A rostral denticle of Ischyrhiza mia, a species belonging to an extinct group of sawfishes that lived in North American waters during the late Cretaceous period, around 100 to 65 million years ago. The sample was recovered from a rock formation in New Jersey. (Credit: Todd Cook/Penn State/Wiley Publications)

Analysis of sawfish fossils may help clarify the evolution of teeth.

Did they evolve from body scales that migrated into the mouths of ancient vertebrates and became adapted for eating—an idea known as the “outside-in” hypothesis?

Or did they evolve independent of scales, originating deep within the oral cavity and ultimately mounting onto the jaws—known as the “inside-out” hypothesis? A new study provides evidence for the “outside-in” hypothesis.

According to vertebrate paleontologist Todd Cook, associate professor of biology at Penn State Behrend, the team didn’t set out to contribute to the debate about the origins of teeth. Instead, he and his colleagues were studying the tissue structure of rostral denticles, which are the jagged spikes that run along the elongated snouts of sawsharks and sawfishes. The animals use them in foraging and self-defense.

Cook, lead author of the study in the Journal of Anatomy, notes that sawfishes belong to the same group as skates and rays and are closely related to sharks.

The team examined the fossilized rostral denticles of Ischyrhiza mira, a species belonging to an extinct group of sawfishes that lived in North American waters during the late Cretaceous period, around 100 to 65 million years ago. The samples had previously been recovered from a rock formation in New Jersey.

“Rostral denticles are believed to be modified scales because of their location on the elongated snout and they have an external morphology and developmental pattern that’s similar to scales,” says Cook, who explains that, just like with scales found elsewhere on the body, for a new rostral denticle to form, an old one must first fall off and make a space available.

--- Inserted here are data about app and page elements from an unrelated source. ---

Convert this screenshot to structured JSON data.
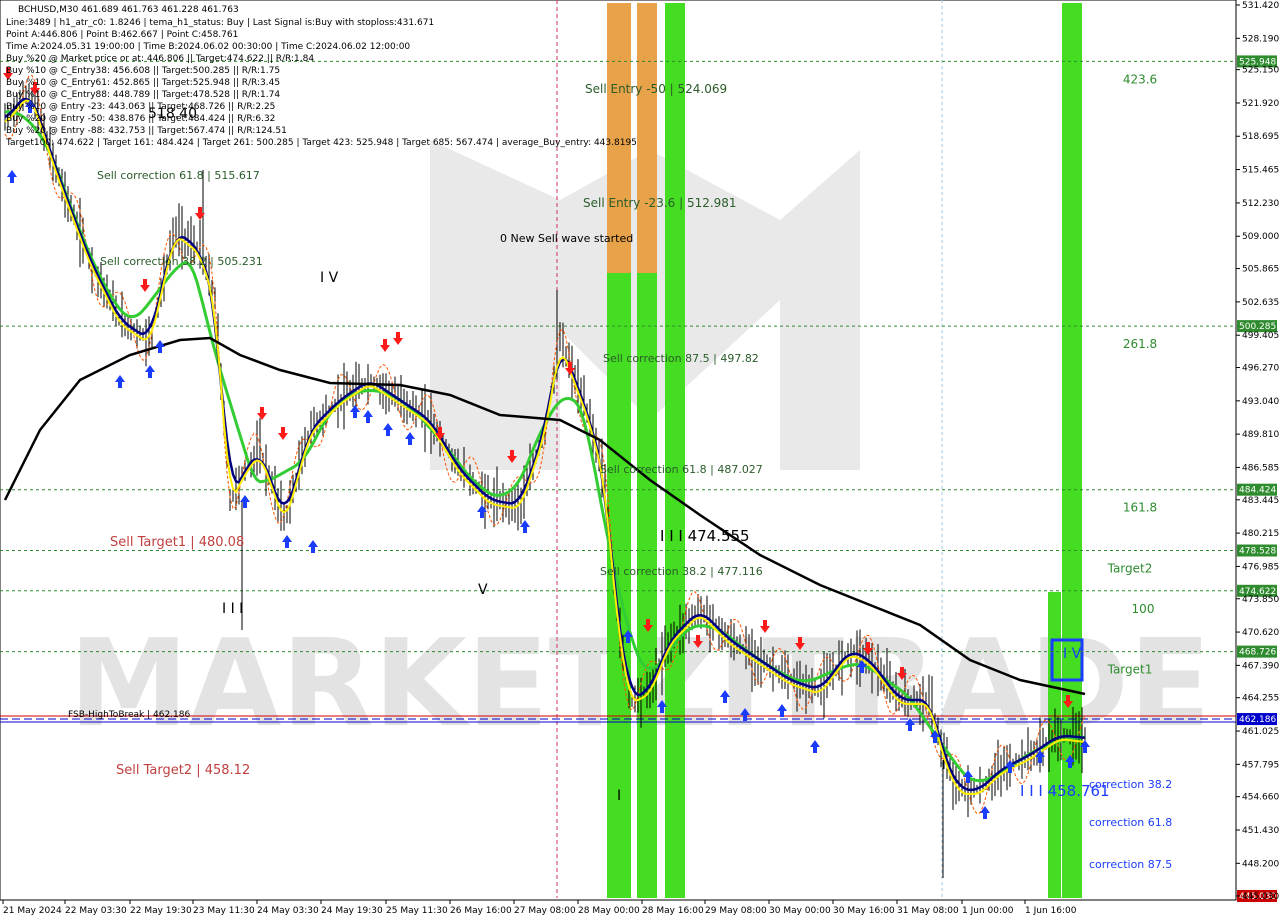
{
  "chart_data": {
    "type": "candlestick",
    "symbol_line": "BCHUSD,M30  461.689 461.763 461.228 461.763",
    "info_lines": [
      "Line:3489 | h1_atr_c0: 1.8246 | tema_h1_status: Buy | Last Signal is:Buy with stoploss:431.671",
      "Point A:446.806 | Point B:462.667 | Point C:458.761",
      "Time A:2024.05.31 19:00:00 | Time B:2024.06.02 00:30:00 | Time C:2024.06.02 12:00:00",
      "Buy %20 @ Market price or at: 446.806 || Target:474.622 || R/R:1.84",
      "Buy %10 @ C_Entry38: 456.608 || Target:500.285 || R/R:1.75",
      "Buy %10 @ C_Entry61: 452.865 || Target:525.948 || R/R:3.45",
      "Buy %10 @ C_Entry88: 448.789 || Target:478.528 || R/R:1.74",
      "Buy %10 @ Entry -23: 443.063 || Target:468.726 || R/R:2.25",
      "Buy %20 @ Entry -50: 438.876 || Target:484.424 || R/R:6.32",
      "Buy %20 @ Entry -88: 432.753 || Target:567.474 || R/R:124.51",
      "Target100: 474.622 | Target 161: 484.424 | Target 261: 500.285 | Target 423: 525.948 | Target 685: 567.474 | average_Buy_entry: 443.8195"
    ],
    "y_ticks": [
      "531.420",
      "528.190",
      "525.150",
      "521.920",
      "518.695",
      "515.465",
      "512.230",
      "509.000",
      "505.865",
      "502.635",
      "499.405",
      "496.270",
      "493.040",
      "489.810",
      "486.585",
      "483.445",
      "480.215",
      "476.985",
      "473.850",
      "470.620",
      "467.390",
      "464.255",
      "461.025",
      "457.795",
      "454.660",
      "451.430",
      "448.200",
      "445.030"
    ],
    "ylim": [
      445.03,
      531.42
    ],
    "x_labels": [
      "21 May 2024",
      "22 May 03:30",
      "22 May 19:30",
      "23 May 11:30",
      "24 May 03:30",
      "24 May 19:30",
      "25 May 11:30",
      "26 May 16:00",
      "27 May 08:00",
      "28 May 00:00",
      "28 May 16:00",
      "29 May 08:00",
      "30 May 00:00",
      "30 May 16:00",
      "31 May 08:00",
      "1 Jun 00:00",
      "1 Jun 16:00"
    ],
    "levels": [
      {
        "value": 525.948,
        "price_label": "525.948",
        "right_label": "423.6",
        "color": "#2e8b2e"
      },
      {
        "value": 500.285,
        "price_label": "500.285",
        "right_label": "261.8",
        "color": "#2e8b2e"
      },
      {
        "value": 484.424,
        "price_label": "484.424",
        "right_label": "161.8",
        "color": "#2e8b2e"
      },
      {
        "value": 478.528,
        "price_label": "478.528",
        "right_label": "Target2",
        "color": "#2e8b2e"
      },
      {
        "value": 474.622,
        "price_label": "474.622",
        "right_label": "100",
        "color": "#2e8b2e"
      },
      {
        "value": 468.726,
        "price_label": "468.726",
        "right_label": "Target1",
        "color": "#2e8b2e"
      },
      {
        "value": 462.186,
        "price_label": "462.186",
        "right_label": "",
        "color": "#0000cc"
      }
    ],
    "current_price": "445.030",
    "annotations": {
      "sell_entry_50": "Sell Entry -50 | 524.069",
      "sell_entry_23": "Sell Entry -23.6 | 512.981",
      "new_sell_wave": "0 New Sell wave started",
      "sell_corr_875": "Sell correction 87.5 | 497.82",
      "sell_corr_618": "Sell correction 61.8 | 487.027",
      "sell_corr_382": "Sell correction 38.2 | 477.116",
      "sell_corr_618_left": "Sell correction 61.8 | 515.617",
      "sell_corr_382_left": "Sell correction 38.2 | 505.231",
      "wave_iv_left": "I V",
      "wave_v": "V",
      "wave_iii_left": "I I I",
      "wave_iii_mid": "I I I 474.555",
      "wave_i": "I",
      "wave_iv_right": "I V",
      "wave_iii_right": "I I I 458.761",
      "top_left_label": "518.40",
      "sell_target1": "Sell Target1 | 480.08",
      "sell_target2": "Sell Target2 | 458.12",
      "fsb": "FSB-HighToBreak | 462.186",
      "corr_382": "correction 38.2",
      "corr_618": "correction 61.8",
      "corr_875": "correction 87.5"
    },
    "watermark": "MARKETZITRADE",
    "colors": {
      "up_candle": "#000000",
      "ema_fast": "#000080",
      "ema_mid": "#33cc33",
      "ema_slow": "#000000",
      "signal_line": "#ffff00",
      "buy_arrow": "#1a3cff",
      "sell_arrow": "#ff1a1a",
      "zone_green": "#44dd22",
      "zone_orange": "#e8a24a"
    }
  }
}
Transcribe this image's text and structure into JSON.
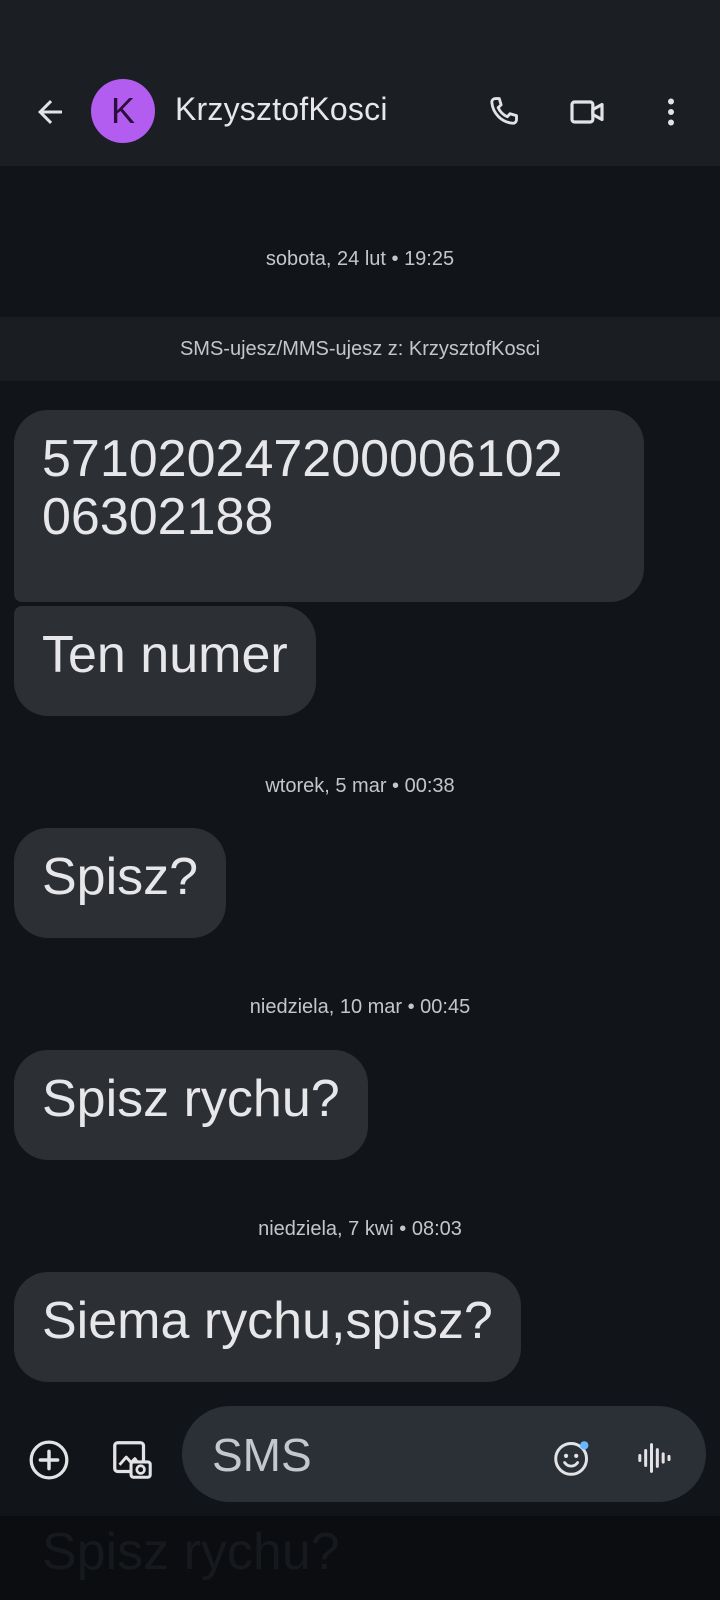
{
  "header": {
    "avatar_letter": "K",
    "contact_name": "KrzysztofKosci",
    "icons": [
      "back-arrow-icon",
      "phone-icon",
      "video-camera-icon",
      "more-vertical-icon"
    ]
  },
  "conversation": {
    "date_1": "sobota, 24 lut • 19:25",
    "banner": "SMS-ujesz/MMS-ujesz z: KrzysztofKosci",
    "message_1": "5710202472000061020 6302188",
    "message_1_line1": "57102024720000610​2",
    "message_1_line2": "06302188",
    "message_2": "Ten numer",
    "date_2": "wtorek, 5 mar • 00:38",
    "message_3": "Spisz?",
    "date_3": "niedziela, 10 mar • 00:45",
    "message_4": "Spisz rychu?",
    "date_4": "niedziela, 7 kwi • 08:03",
    "message_5": "Siema rychu,spisz?"
  },
  "compose": {
    "placeholder": "SMS",
    "icons": [
      "add-circle-icon",
      "gallery-icon",
      "emoji-icon",
      "voice-waveform-icon"
    ]
  },
  "ghost": {
    "text": "Spisz rychu?"
  },
  "colors": {
    "background": "#111419",
    "appbar": "#1b1f24",
    "bubble": "#2c2f33",
    "avatar": "#b25cf0",
    "compose_pill": "#2b2f36",
    "emoji_dot": "#6ab7ff"
  }
}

“Yet, very little was known about the organization of the tissues that make up rostral denticles, particularly the hard outermost layer known as enameloid.

A cross section of a rostral denticle showing the bundled enameloid. (Credit: Todd Cook/Penn State/Wiley Publications)

“Given that rostral denticles are likely specialized body scales, we hypothesized that the enameloid of rostral denticles would exhibit a similar structure to the enameloid of body scales, which have simple microcrystal organization.”

To examine the internal microstructure of the fossil rostral denticles, the researchers hand sectioned the samples, both transversely—across the width—and longitudinally—across the length. Next, they used a scanning electron microscope to study the histology—or microscopic anatomy—of the rostral denticles.

“Surprisingly, Ischyrhiza mira’s rostral denticle enameloid was anything but simple; it was considerably more complex than the enameloid of body scales,” says Cook. “In fact, the overall organization of the enameloid in this ancient sawfish resembled that of modern shark tooth enameloid, which has been well-characterized.”

Specifically, he notes that both Ischyrhiza mira rostral denticles and modern shark teeth have an enameloid covering that largely consists of fluorapatite microcrystals packed together into distinct bundles. Towards the outer region of the enameloid, these bundles run parallel to the surface of the tooth and are called the “parallel bundled enameloid.” Deeper, the bundles become randomly arranged, a region known as the “tangled bundled enameloid.” Finally, passing through these layers is the “radial bundled enameloid,” which is composed of packed microcrystals oriented perpendicular to the tooth surface.

In terms of function, Cook explains that having bundles of microcrystals arranged in various orientations enables shark teeth to resist the mechanical stresses associated with feeding. Similarly, he notes, “It is likely that the bundled microcrystal arrangement of the enameloid of Ischyrhiza mira’s rostral denticles also served as a way to withstand mechanical forces.”

However, the most surprising and consequential outcome of this study is that it makes an important contribution to the long-standing debate regarding the origin of teeth, says Cook. Specifically, he explains, “This finding provides direct evidence supporting the ‘outside-in’ hypothesis, as it shows that scales have the capacity to evolve a complex tooth-like enameloid outside of the mouth. It is more parsimonious to suggest that scales produced a similar bundled microstructure in teeth and rostral denticles than to conclude that both these structures evolved a similar enameloid independently.”

A Penn State Behrend Undergraduate Research Grant supported this research.

Source: Penn State